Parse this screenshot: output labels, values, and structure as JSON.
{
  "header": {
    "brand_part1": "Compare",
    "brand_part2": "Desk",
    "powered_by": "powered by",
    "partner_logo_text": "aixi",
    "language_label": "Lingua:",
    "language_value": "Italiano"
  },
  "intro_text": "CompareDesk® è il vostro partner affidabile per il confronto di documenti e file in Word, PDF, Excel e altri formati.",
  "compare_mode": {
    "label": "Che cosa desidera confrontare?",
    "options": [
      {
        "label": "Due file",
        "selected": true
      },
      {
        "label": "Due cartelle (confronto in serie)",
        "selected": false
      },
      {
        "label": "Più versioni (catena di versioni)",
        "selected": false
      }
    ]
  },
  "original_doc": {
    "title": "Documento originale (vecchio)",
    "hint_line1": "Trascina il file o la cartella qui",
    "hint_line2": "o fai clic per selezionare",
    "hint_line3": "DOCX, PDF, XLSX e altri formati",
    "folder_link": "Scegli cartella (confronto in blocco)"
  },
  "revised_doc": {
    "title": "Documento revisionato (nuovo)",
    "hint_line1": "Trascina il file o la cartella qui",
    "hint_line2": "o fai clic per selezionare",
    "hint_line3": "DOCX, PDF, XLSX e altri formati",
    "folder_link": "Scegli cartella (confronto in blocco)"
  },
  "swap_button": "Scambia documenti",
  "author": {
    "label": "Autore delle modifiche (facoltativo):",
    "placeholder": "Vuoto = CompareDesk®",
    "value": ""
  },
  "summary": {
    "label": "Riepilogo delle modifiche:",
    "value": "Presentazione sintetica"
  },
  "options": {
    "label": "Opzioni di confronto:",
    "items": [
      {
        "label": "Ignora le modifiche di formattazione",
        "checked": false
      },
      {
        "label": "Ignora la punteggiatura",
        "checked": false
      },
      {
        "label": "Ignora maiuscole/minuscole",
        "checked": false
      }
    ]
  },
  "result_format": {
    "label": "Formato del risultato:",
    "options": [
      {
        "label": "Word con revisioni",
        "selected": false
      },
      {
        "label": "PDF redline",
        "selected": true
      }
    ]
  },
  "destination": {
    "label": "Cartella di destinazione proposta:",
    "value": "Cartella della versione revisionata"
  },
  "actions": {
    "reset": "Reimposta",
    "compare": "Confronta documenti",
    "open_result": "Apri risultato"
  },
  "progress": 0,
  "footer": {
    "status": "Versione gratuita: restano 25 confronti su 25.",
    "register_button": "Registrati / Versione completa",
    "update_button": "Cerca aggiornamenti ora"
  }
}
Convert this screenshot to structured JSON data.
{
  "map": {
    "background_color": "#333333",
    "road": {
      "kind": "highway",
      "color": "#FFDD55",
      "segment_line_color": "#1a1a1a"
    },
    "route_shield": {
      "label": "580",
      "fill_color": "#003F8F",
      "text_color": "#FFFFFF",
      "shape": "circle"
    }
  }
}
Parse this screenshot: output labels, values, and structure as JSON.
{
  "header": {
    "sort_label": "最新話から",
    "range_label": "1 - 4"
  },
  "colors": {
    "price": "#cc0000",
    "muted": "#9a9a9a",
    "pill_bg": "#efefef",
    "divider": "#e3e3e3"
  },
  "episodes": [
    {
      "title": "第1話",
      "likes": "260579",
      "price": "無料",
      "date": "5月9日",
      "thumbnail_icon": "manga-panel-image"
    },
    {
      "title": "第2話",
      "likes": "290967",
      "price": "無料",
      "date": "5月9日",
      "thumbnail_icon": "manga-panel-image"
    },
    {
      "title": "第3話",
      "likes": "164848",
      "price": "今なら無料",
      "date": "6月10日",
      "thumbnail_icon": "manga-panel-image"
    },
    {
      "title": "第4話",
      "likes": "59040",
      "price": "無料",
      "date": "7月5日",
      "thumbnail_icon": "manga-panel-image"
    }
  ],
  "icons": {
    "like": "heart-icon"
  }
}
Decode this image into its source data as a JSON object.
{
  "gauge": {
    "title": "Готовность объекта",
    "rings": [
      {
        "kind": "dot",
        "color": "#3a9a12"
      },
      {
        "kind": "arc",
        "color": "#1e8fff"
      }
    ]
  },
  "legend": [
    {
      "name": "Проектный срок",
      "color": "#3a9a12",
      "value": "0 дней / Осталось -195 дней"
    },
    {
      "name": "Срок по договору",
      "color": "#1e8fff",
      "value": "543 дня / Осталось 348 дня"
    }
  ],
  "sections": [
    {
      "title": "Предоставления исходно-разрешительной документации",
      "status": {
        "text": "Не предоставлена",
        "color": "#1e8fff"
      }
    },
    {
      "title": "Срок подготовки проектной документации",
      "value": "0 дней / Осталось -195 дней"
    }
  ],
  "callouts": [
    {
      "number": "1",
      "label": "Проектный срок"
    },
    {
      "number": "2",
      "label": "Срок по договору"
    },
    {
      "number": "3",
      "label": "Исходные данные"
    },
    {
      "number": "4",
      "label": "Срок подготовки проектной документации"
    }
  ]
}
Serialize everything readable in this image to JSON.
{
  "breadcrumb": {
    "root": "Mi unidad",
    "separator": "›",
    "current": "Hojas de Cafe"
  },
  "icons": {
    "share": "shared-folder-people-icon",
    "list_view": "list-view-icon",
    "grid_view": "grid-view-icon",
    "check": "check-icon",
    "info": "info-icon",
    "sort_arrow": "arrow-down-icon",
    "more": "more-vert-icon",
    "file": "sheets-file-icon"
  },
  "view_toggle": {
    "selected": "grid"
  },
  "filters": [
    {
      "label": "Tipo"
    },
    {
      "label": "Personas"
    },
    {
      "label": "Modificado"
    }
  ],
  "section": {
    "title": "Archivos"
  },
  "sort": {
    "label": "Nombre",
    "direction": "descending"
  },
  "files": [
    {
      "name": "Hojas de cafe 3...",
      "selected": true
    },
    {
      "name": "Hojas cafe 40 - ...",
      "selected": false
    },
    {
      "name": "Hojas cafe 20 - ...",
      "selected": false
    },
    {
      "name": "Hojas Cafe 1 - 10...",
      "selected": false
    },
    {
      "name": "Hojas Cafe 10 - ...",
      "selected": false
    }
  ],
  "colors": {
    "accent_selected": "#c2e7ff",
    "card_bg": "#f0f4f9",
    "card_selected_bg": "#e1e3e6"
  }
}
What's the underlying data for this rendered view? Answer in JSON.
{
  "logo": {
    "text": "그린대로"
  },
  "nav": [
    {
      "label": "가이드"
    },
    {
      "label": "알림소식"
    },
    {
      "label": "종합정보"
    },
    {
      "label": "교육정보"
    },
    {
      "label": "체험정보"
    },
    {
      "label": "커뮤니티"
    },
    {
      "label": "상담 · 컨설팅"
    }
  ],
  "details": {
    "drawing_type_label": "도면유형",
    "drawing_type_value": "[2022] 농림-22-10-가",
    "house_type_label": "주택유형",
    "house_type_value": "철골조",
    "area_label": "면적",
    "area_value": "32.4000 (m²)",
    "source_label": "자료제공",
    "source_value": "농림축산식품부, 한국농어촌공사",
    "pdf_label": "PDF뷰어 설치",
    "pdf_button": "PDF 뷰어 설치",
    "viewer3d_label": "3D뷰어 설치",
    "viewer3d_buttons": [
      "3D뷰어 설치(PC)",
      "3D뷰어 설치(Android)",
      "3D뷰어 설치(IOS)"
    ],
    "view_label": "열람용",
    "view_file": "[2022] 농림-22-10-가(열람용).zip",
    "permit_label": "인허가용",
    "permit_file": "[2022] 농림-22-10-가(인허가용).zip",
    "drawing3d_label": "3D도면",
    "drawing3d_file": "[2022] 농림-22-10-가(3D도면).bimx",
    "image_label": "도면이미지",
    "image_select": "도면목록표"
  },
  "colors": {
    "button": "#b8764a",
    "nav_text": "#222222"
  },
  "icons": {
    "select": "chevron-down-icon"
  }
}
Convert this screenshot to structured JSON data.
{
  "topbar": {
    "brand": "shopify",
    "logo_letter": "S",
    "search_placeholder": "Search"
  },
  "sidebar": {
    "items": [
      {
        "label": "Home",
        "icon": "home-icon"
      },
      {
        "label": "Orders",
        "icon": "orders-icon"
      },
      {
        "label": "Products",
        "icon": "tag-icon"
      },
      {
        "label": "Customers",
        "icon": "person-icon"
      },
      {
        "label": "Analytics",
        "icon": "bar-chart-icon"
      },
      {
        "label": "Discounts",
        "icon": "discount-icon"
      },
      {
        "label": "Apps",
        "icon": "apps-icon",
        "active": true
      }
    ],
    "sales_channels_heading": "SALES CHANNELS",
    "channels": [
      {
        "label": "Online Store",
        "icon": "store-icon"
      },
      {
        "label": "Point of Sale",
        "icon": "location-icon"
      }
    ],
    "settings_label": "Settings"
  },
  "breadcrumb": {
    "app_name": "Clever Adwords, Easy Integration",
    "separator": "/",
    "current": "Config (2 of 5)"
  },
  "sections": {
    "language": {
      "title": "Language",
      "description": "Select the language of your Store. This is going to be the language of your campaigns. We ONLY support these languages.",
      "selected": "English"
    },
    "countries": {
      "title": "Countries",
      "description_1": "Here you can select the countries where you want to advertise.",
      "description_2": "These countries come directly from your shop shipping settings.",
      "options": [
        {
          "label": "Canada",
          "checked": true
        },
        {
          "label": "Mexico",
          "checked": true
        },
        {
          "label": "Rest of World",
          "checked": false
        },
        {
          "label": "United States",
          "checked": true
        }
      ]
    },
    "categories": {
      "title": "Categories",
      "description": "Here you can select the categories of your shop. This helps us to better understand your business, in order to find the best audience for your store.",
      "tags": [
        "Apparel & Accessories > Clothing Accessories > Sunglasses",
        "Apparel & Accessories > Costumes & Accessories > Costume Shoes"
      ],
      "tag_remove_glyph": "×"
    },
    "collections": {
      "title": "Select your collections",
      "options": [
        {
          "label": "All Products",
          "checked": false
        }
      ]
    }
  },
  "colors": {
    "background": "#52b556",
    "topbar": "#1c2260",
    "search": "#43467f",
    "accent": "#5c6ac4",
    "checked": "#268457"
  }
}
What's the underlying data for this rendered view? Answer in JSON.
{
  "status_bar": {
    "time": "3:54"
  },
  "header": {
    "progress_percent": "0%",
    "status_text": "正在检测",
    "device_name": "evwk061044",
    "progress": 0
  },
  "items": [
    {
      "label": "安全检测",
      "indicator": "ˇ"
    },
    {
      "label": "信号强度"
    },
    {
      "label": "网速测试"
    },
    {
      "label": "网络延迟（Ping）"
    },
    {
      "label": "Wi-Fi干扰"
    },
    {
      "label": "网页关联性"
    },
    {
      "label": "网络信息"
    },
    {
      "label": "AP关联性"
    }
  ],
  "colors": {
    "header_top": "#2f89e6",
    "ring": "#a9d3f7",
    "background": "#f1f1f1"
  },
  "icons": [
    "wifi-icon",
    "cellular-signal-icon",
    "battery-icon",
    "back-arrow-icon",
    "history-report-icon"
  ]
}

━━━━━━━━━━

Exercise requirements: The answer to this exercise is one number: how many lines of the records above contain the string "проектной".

Output: 2